Excerpts from an interface dataset
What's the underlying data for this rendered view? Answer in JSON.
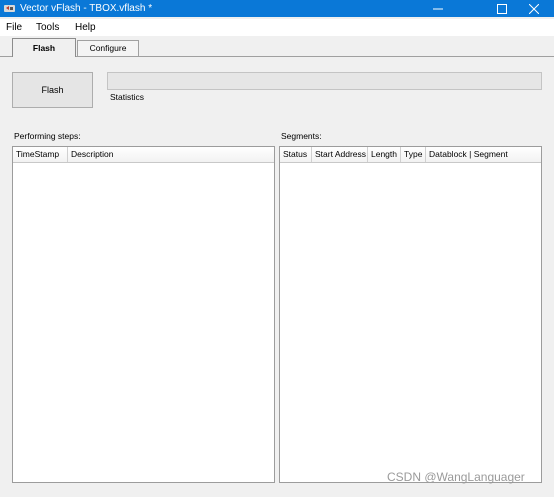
{
  "window": {
    "title": "Vector vFlash - TBOX.vflash *",
    "icon": "vflash-app-icon",
    "accent": "#0a78d7"
  },
  "menu": [
    "File",
    "Tools",
    "Help"
  ],
  "tabs": [
    {
      "label": "Flash",
      "active": true
    },
    {
      "label": "Configure",
      "active": false
    }
  ],
  "flash": {
    "button_label": "Flash",
    "progress": 0,
    "statistics_label": "Statistics"
  },
  "steps_panel": {
    "label": "Performing steps:",
    "columns": [
      "TimeStamp",
      "Description"
    ]
  },
  "segments_panel": {
    "label": "Segments:",
    "columns": [
      "Status",
      "Start Address",
      "Length",
      "Type",
      "Datablock | Segment"
    ]
  },
  "watermark": "CSDN @WangLanguager"
}
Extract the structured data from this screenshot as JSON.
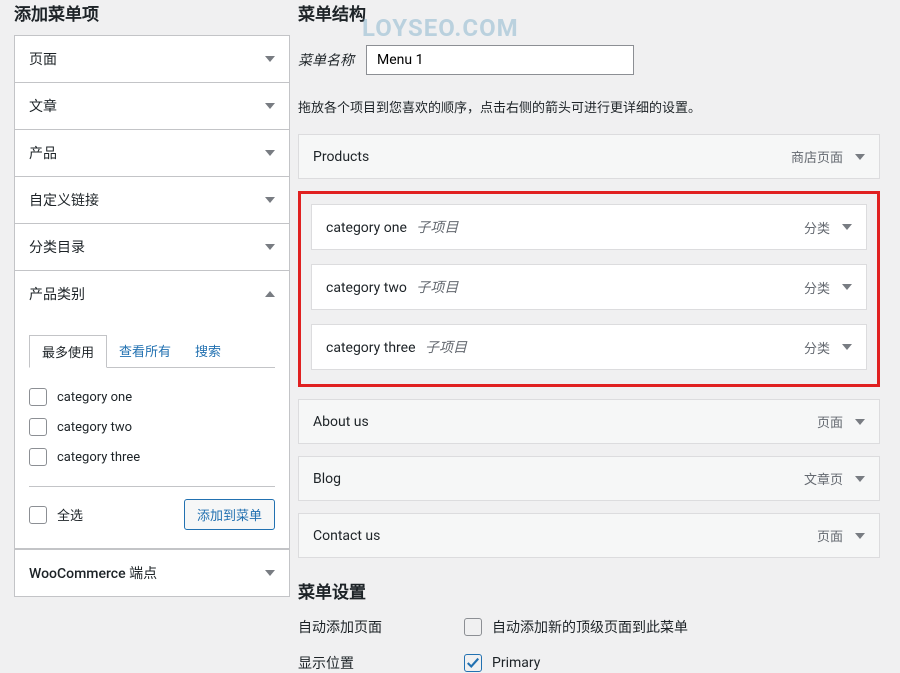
{
  "sidebar": {
    "title": "添加菜单项",
    "accordions": {
      "page": "页面",
      "post": "文章",
      "product": "产品",
      "custom_link": "自定义链接",
      "category": "分类目录",
      "product_cat": "产品类别",
      "woocommerce": "WooCommerce 端点"
    },
    "tabs": {
      "most_used": "最多使用",
      "view_all": "查看所有",
      "search": "搜索"
    },
    "categories": [
      "category one",
      "category two",
      "category three"
    ],
    "select_all": "全选",
    "add_to_menu": "添加到菜单"
  },
  "main": {
    "title": "菜单结构",
    "menu_name_label": "菜单名称",
    "menu_name_value": "Menu 1",
    "description": "拖放各个项目到您喜欢的顺序，点击右侧的箭头可进行更详细的设置。",
    "items": {
      "products": {
        "label": "Products",
        "type": "商店页面"
      },
      "cat1": {
        "label": "category one",
        "sub": "子项目",
        "type": "分类"
      },
      "cat2": {
        "label": "category two",
        "sub": "子项目",
        "type": "分类"
      },
      "cat3": {
        "label": "category three",
        "sub": "子项目",
        "type": "分类"
      },
      "about": {
        "label": "About us",
        "type": "页面"
      },
      "blog": {
        "label": "Blog",
        "type": "文章页"
      },
      "contact": {
        "label": "Contact us",
        "type": "页面"
      }
    },
    "settings": {
      "title": "菜单设置",
      "auto_add_label": "自动添加页面",
      "auto_add_desc": "自动添加新的顶级页面到此菜单",
      "display_label": "显示位置",
      "display_value": "Primary"
    }
  }
}
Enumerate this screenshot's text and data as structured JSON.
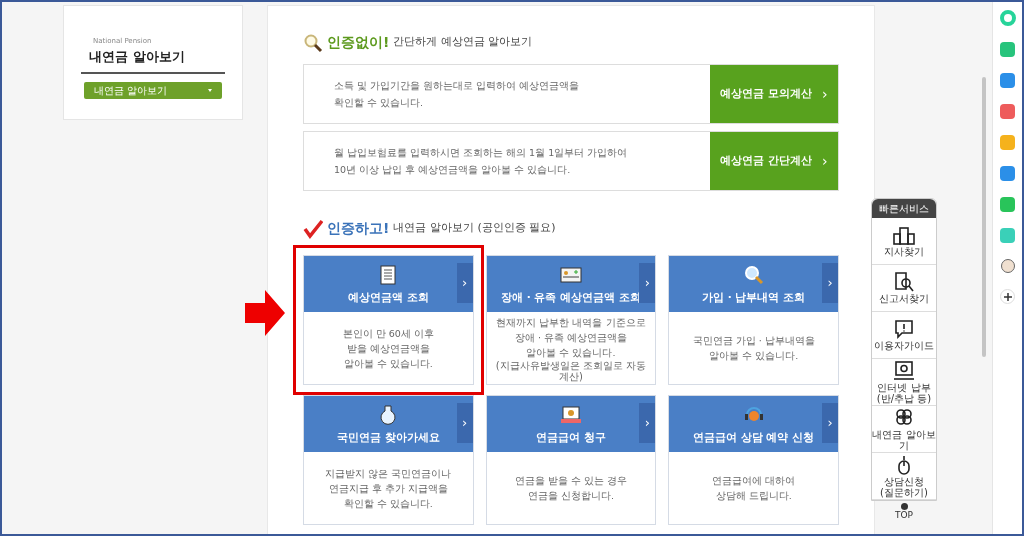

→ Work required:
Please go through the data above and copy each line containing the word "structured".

→ Response to the task:
Extract the structured data from this screenshot as JSON.
Enumerate this screenshot's text and data as structured JSON.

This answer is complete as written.